Search This Blog

Sunday, December 2, 2012


I was browsing the produce aisle at one of my favorite markets, and chanced upon two ingredients that really shined, one was baby broccoli and the other were these great looking organic Russet potatoes. A note on that, in general, if I am cooking, I really work at buying roots and tubers that are organic, I feel that in particular, these crops benefit from the practices that small organic farmers provide for these crops. These Russets looked so good, it was clearly time for croquettes.
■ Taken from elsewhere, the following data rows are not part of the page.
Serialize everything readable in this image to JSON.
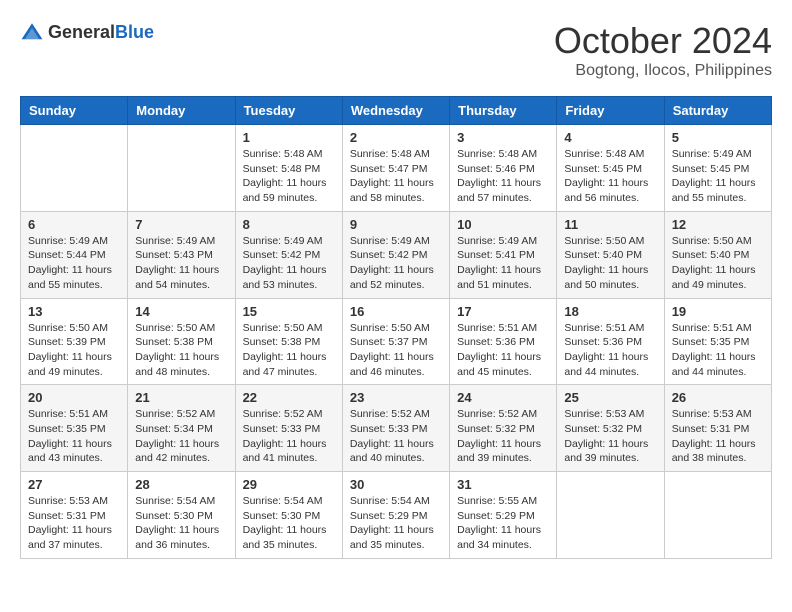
{
  "logo": {
    "general": "General",
    "blue": "Blue"
  },
  "title": "October 2024",
  "location": "Bogtong, Ilocos, Philippines",
  "days_of_week": [
    "Sunday",
    "Monday",
    "Tuesday",
    "Wednesday",
    "Thursday",
    "Friday",
    "Saturday"
  ],
  "weeks": [
    [
      {
        "day": "",
        "info": ""
      },
      {
        "day": "",
        "info": ""
      },
      {
        "day": "1",
        "info": "Sunrise: 5:48 AM\nSunset: 5:48 PM\nDaylight: 11 hours and 59 minutes."
      },
      {
        "day": "2",
        "info": "Sunrise: 5:48 AM\nSunset: 5:47 PM\nDaylight: 11 hours and 58 minutes."
      },
      {
        "day": "3",
        "info": "Sunrise: 5:48 AM\nSunset: 5:46 PM\nDaylight: 11 hours and 57 minutes."
      },
      {
        "day": "4",
        "info": "Sunrise: 5:48 AM\nSunset: 5:45 PM\nDaylight: 11 hours and 56 minutes."
      },
      {
        "day": "5",
        "info": "Sunrise: 5:49 AM\nSunset: 5:45 PM\nDaylight: 11 hours and 55 minutes."
      }
    ],
    [
      {
        "day": "6",
        "info": "Sunrise: 5:49 AM\nSunset: 5:44 PM\nDaylight: 11 hours and 55 minutes."
      },
      {
        "day": "7",
        "info": "Sunrise: 5:49 AM\nSunset: 5:43 PM\nDaylight: 11 hours and 54 minutes."
      },
      {
        "day": "8",
        "info": "Sunrise: 5:49 AM\nSunset: 5:42 PM\nDaylight: 11 hours and 53 minutes."
      },
      {
        "day": "9",
        "info": "Sunrise: 5:49 AM\nSunset: 5:42 PM\nDaylight: 11 hours and 52 minutes."
      },
      {
        "day": "10",
        "info": "Sunrise: 5:49 AM\nSunset: 5:41 PM\nDaylight: 11 hours and 51 minutes."
      },
      {
        "day": "11",
        "info": "Sunrise: 5:50 AM\nSunset: 5:40 PM\nDaylight: 11 hours and 50 minutes."
      },
      {
        "day": "12",
        "info": "Sunrise: 5:50 AM\nSunset: 5:40 PM\nDaylight: 11 hours and 49 minutes."
      }
    ],
    [
      {
        "day": "13",
        "info": "Sunrise: 5:50 AM\nSunset: 5:39 PM\nDaylight: 11 hours and 49 minutes."
      },
      {
        "day": "14",
        "info": "Sunrise: 5:50 AM\nSunset: 5:38 PM\nDaylight: 11 hours and 48 minutes."
      },
      {
        "day": "15",
        "info": "Sunrise: 5:50 AM\nSunset: 5:38 PM\nDaylight: 11 hours and 47 minutes."
      },
      {
        "day": "16",
        "info": "Sunrise: 5:50 AM\nSunset: 5:37 PM\nDaylight: 11 hours and 46 minutes."
      },
      {
        "day": "17",
        "info": "Sunrise: 5:51 AM\nSunset: 5:36 PM\nDaylight: 11 hours and 45 minutes."
      },
      {
        "day": "18",
        "info": "Sunrise: 5:51 AM\nSunset: 5:36 PM\nDaylight: 11 hours and 44 minutes."
      },
      {
        "day": "19",
        "info": "Sunrise: 5:51 AM\nSunset: 5:35 PM\nDaylight: 11 hours and 44 minutes."
      }
    ],
    [
      {
        "day": "20",
        "info": "Sunrise: 5:51 AM\nSunset: 5:35 PM\nDaylight: 11 hours and 43 minutes."
      },
      {
        "day": "21",
        "info": "Sunrise: 5:52 AM\nSunset: 5:34 PM\nDaylight: 11 hours and 42 minutes."
      },
      {
        "day": "22",
        "info": "Sunrise: 5:52 AM\nSunset: 5:33 PM\nDaylight: 11 hours and 41 minutes."
      },
      {
        "day": "23",
        "info": "Sunrise: 5:52 AM\nSunset: 5:33 PM\nDaylight: 11 hours and 40 minutes."
      },
      {
        "day": "24",
        "info": "Sunrise: 5:52 AM\nSunset: 5:32 PM\nDaylight: 11 hours and 39 minutes."
      },
      {
        "day": "25",
        "info": "Sunrise: 5:53 AM\nSunset: 5:32 PM\nDaylight: 11 hours and 39 minutes."
      },
      {
        "day": "26",
        "info": "Sunrise: 5:53 AM\nSunset: 5:31 PM\nDaylight: 11 hours and 38 minutes."
      }
    ],
    [
      {
        "day": "27",
        "info": "Sunrise: 5:53 AM\nSunset: 5:31 PM\nDaylight: 11 hours and 37 minutes."
      },
      {
        "day": "28",
        "info": "Sunrise: 5:54 AM\nSunset: 5:30 PM\nDaylight: 11 hours and 36 minutes."
      },
      {
        "day": "29",
        "info": "Sunrise: 5:54 AM\nSunset: 5:30 PM\nDaylight: 11 hours and 35 minutes."
      },
      {
        "day": "30",
        "info": "Sunrise: 5:54 AM\nSunset: 5:29 PM\nDaylight: 11 hours and 35 minutes."
      },
      {
        "day": "31",
        "info": "Sunrise: 5:55 AM\nSunset: 5:29 PM\nDaylight: 11 hours and 34 minutes."
      },
      {
        "day": "",
        "info": ""
      },
      {
        "day": "",
        "info": ""
      }
    ]
  ]
}
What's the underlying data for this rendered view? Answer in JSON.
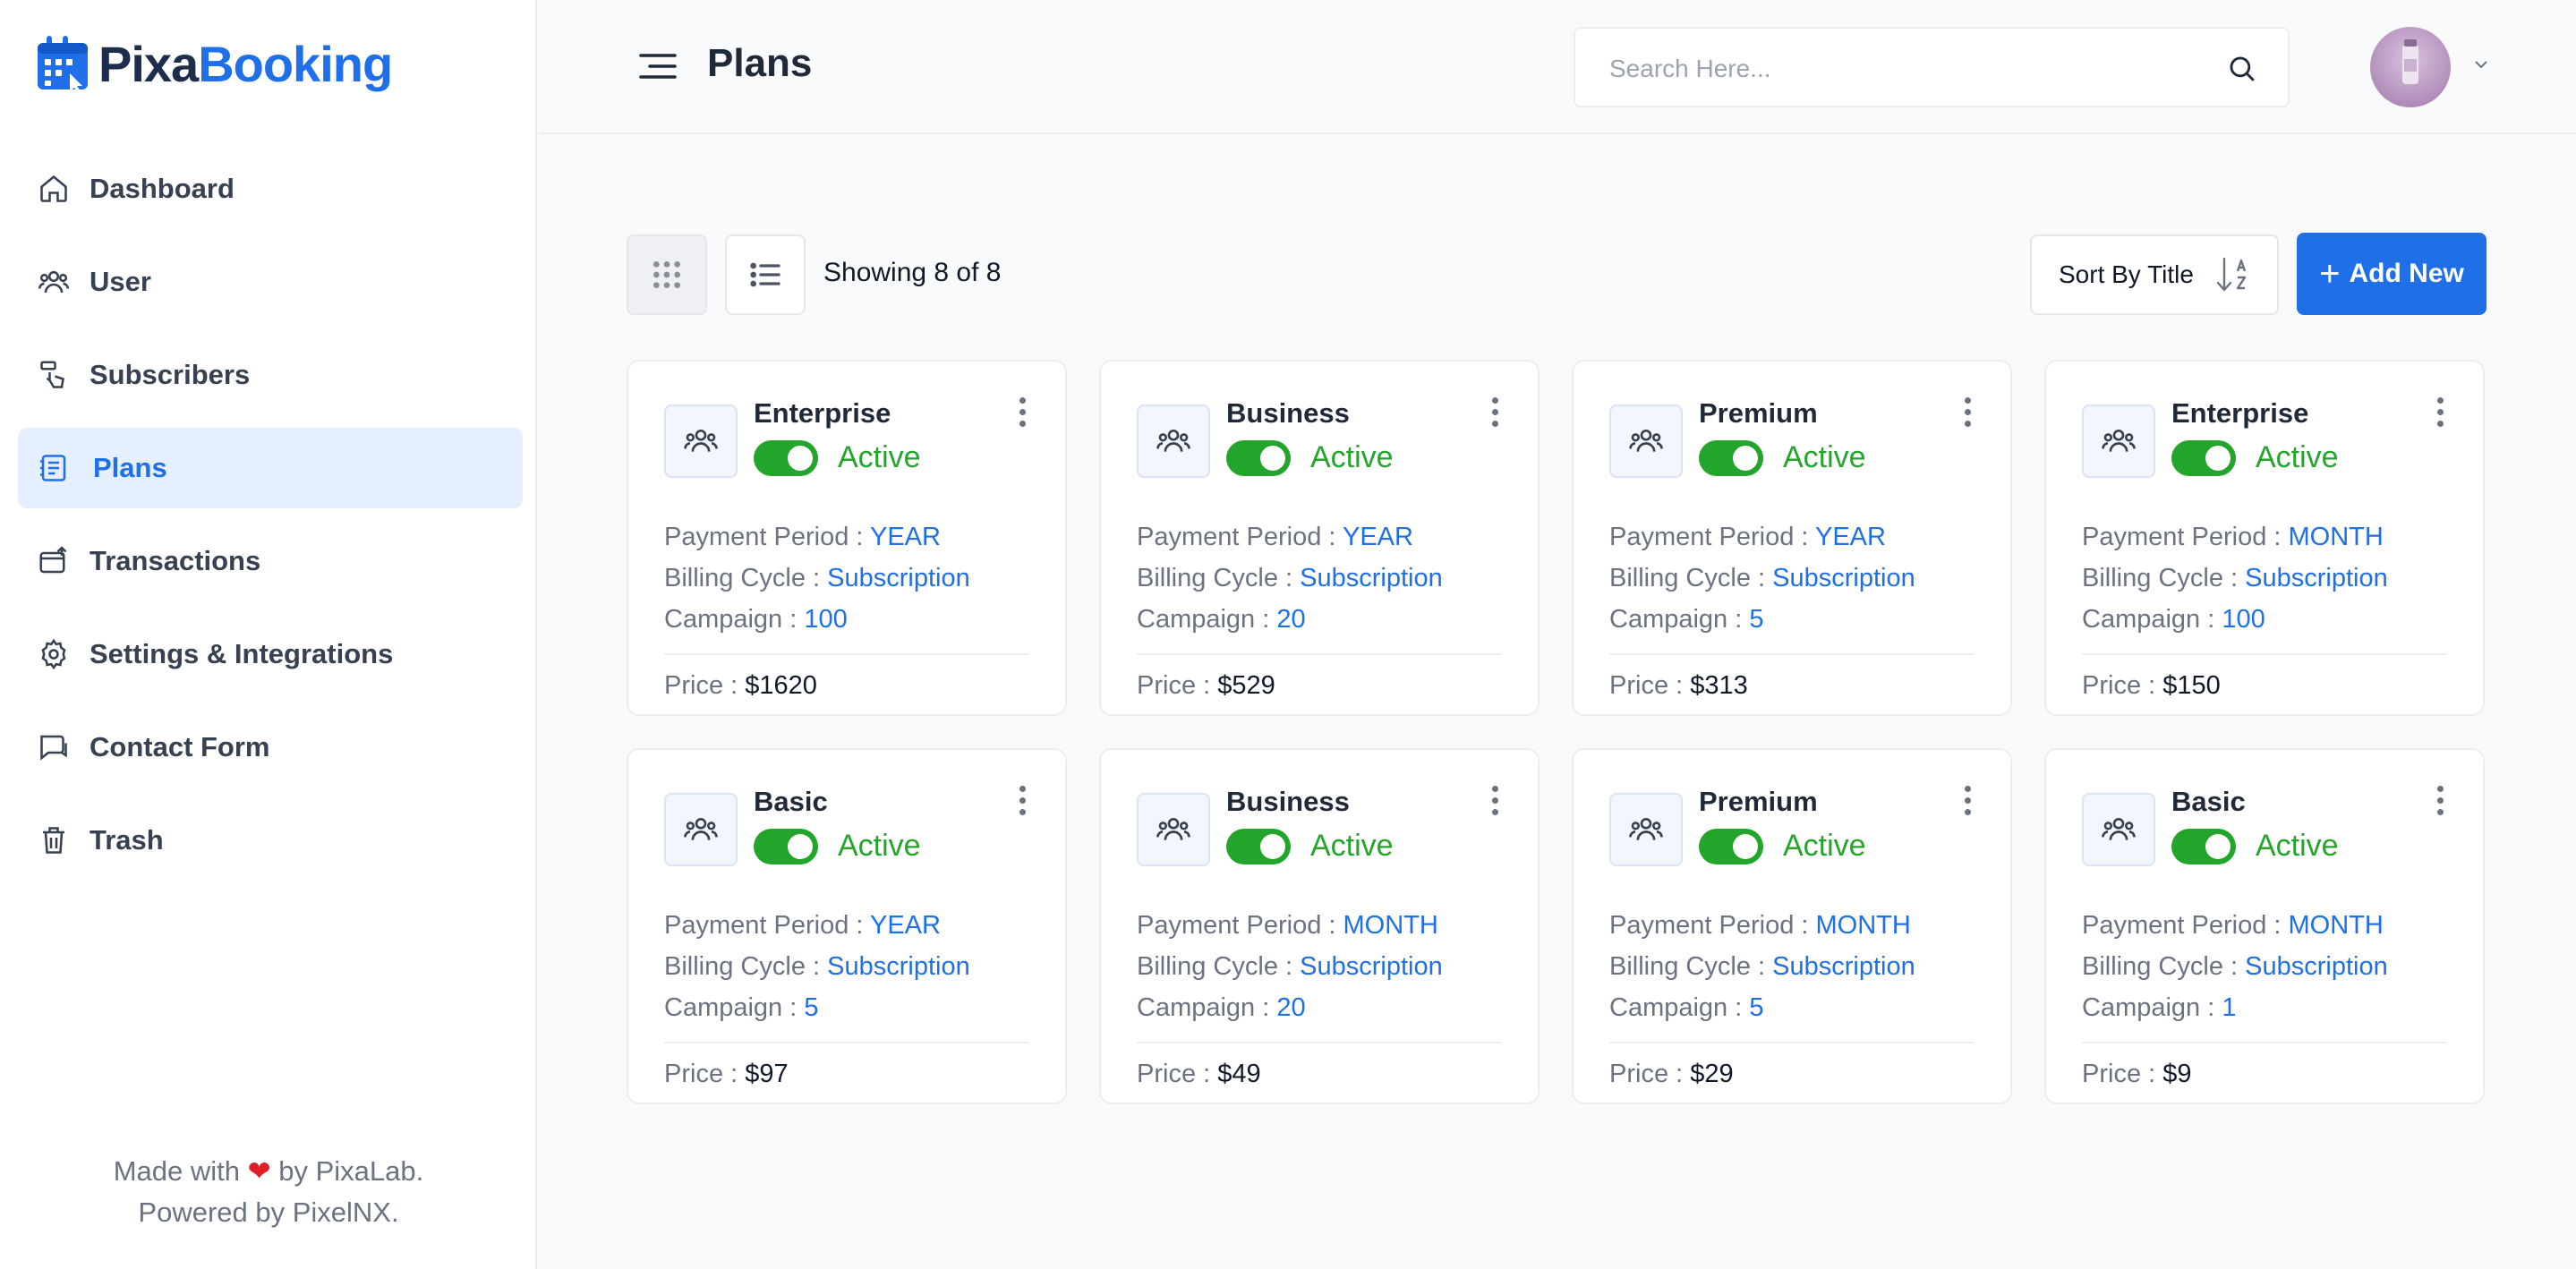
{
  "brand": {
    "name_part1": "Pixa",
    "name_part2": "Booking"
  },
  "sidebar": {
    "items": [
      {
        "label": "Dashboard",
        "icon": "home-icon"
      },
      {
        "label": "User",
        "icon": "users-icon"
      },
      {
        "label": "Subscribers",
        "icon": "subscribers-icon"
      },
      {
        "label": "Plans",
        "icon": "plans-icon",
        "active": true
      },
      {
        "label": "Transactions",
        "icon": "transactions-icon"
      },
      {
        "label": "Settings & Integrations",
        "icon": "gear-icon"
      },
      {
        "label": "Contact Form",
        "icon": "chat-icon"
      },
      {
        "label": "Trash",
        "icon": "trash-icon"
      }
    ],
    "footer": {
      "line1_pre": "Made with",
      "line1_post": "by PixaLab.",
      "line2": "Powered by PixelNX."
    }
  },
  "header": {
    "title": "Plans",
    "search_placeholder": "Search Here..."
  },
  "toolbar": {
    "showing": "Showing 8 of 8",
    "sort_label": "Sort By Title",
    "add_label": "Add New"
  },
  "labels": {
    "payment_period": "Payment Period : ",
    "billing_cycle": "Billing Cycle : ",
    "campaign": "Campaign : ",
    "price": "Price : "
  },
  "plans": [
    {
      "title": "Enterprise",
      "status": "Active",
      "payment_period": "YEAR",
      "billing_cycle": "Subscription",
      "campaign": "100",
      "price": "$1620"
    },
    {
      "title": "Business",
      "status": "Active",
      "payment_period": "YEAR",
      "billing_cycle": "Subscription",
      "campaign": "20",
      "price": "$529"
    },
    {
      "title": "Premium",
      "status": "Active",
      "payment_period": "YEAR",
      "billing_cycle": "Subscription",
      "campaign": "5",
      "price": "$313"
    },
    {
      "title": "Enterprise",
      "status": "Active",
      "payment_period": "MONTH",
      "billing_cycle": "Subscription",
      "campaign": "100",
      "price": "$150"
    },
    {
      "title": "Basic",
      "status": "Active",
      "payment_period": "YEAR",
      "billing_cycle": "Subscription",
      "campaign": "5",
      "price": "$97"
    },
    {
      "title": "Business",
      "status": "Active",
      "payment_period": "MONTH",
      "billing_cycle": "Subscription",
      "campaign": "20",
      "price": "$49"
    },
    {
      "title": "Premium",
      "status": "Active",
      "payment_period": "MONTH",
      "billing_cycle": "Subscription",
      "campaign": "5",
      "price": "$29"
    },
    {
      "title": "Basic",
      "status": "Active",
      "payment_period": "MONTH",
      "billing_cycle": "Subscription",
      "campaign": "1",
      "price": "$9"
    }
  ],
  "colors": {
    "accent": "#1e6fe8",
    "active": "#22a52a",
    "brand_dark": "#1f2d4d"
  }
}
The Japanese love croquettes, and these are the types that I love to make. Typically aromatics and vegetables support a meat, blended into the mashed potatoes and then panko-coated and deep fried.These have finely chopped onions, finely minced garlic, and some line caught albacore tune. I prefer the taste of albacore, and smaller line caught tuna offer benefits of lower mercury and lower impact on fisheries. I also added an egg for binding.

Potato mixture on Sushi-su

The potato mash was prepared, and I added a little butter, fine sea salt and ground pepper, the potato has to taste good first, then everything else was added. One of the tricks I like to use to shape and make the process of breading easier is to form the potato mixture into a tube, I use my sushi-su for this, it really comes in handy for so many tasks other than rolling sushi. I then refrigerate the potato mixture to firm it up.

Rolled and chilled

Once it has gotten cold, I press it into a form, or simply mash then roll while still in the sushi-su, so that it is oval shaped. Then it is simple to slice, flour, egg wash and panko. I let the panko-coated croquettes rest so the breading will bind to the potato. This helps keep the coating attached to the potato. Once shaped and rested, the croquettes were shallow fried in grapeseed oil and canola oil, the key is to keep the oil at a moderate heat. It has to cook through the potato and heat everything while not over-browning. After frying, the croquettes are drained.

Plated with Tonkatsu sauce

I plated the croquettes with the baby broccoli, which was steamed until just soft, then chilled in a mixture of shoyu, sugar, togarashi infused toasted sesame oil and a little sherry. This is served ice cold to offset the hot, rich and aromatic croquette. A little tonkatsu sauce rounds out the plate.

The interior, buttery, aromatic

The texture of my croquettes are a little rustic, I don't like super smooth ones. The contrast of the cold greens with the hot croquettes covers so many flavors and textures, a perfect riff on a modern Japanese snack classic.

4 medium Russet potatoes
1 tablespoon sweet butter
1/2 cup onion (I used a yellow onion) finely chopped (1/8:)
1 large clove garlic, minced to paste

1 can albacore tuna (I used Wild Planet Line Caught Albacore)
Fine sea salt and fresh ground black pepper to taste
1 egg

Steam potatoes until softened and easily mashed. Mash by squeezing to create a lumpy texture. Add next four ingredients and combine gently. Add flaked albacore and taste, correct for salt and pepper. It has to taste good at this point. Add 1 beaten egg, I like to add a teaspoon of water to the egg and then beat with a fork. The water helps the egg combine smoothly.

Wrap in plastic wrap, and form into a roll. Refrigerate until potato sets. Once the potato is set, roll in to form a oval tube and slice, or press into oval croquette forms. Dredge slices in flour, then brush with egg whites, and dredge in panko. Allow to sit for 15 minutes to 30 minutes.

Shallow fry in moderately hot oil until golden brown on one side, flip and finish cooking. Drain and serve.

No comments:

Post a Comment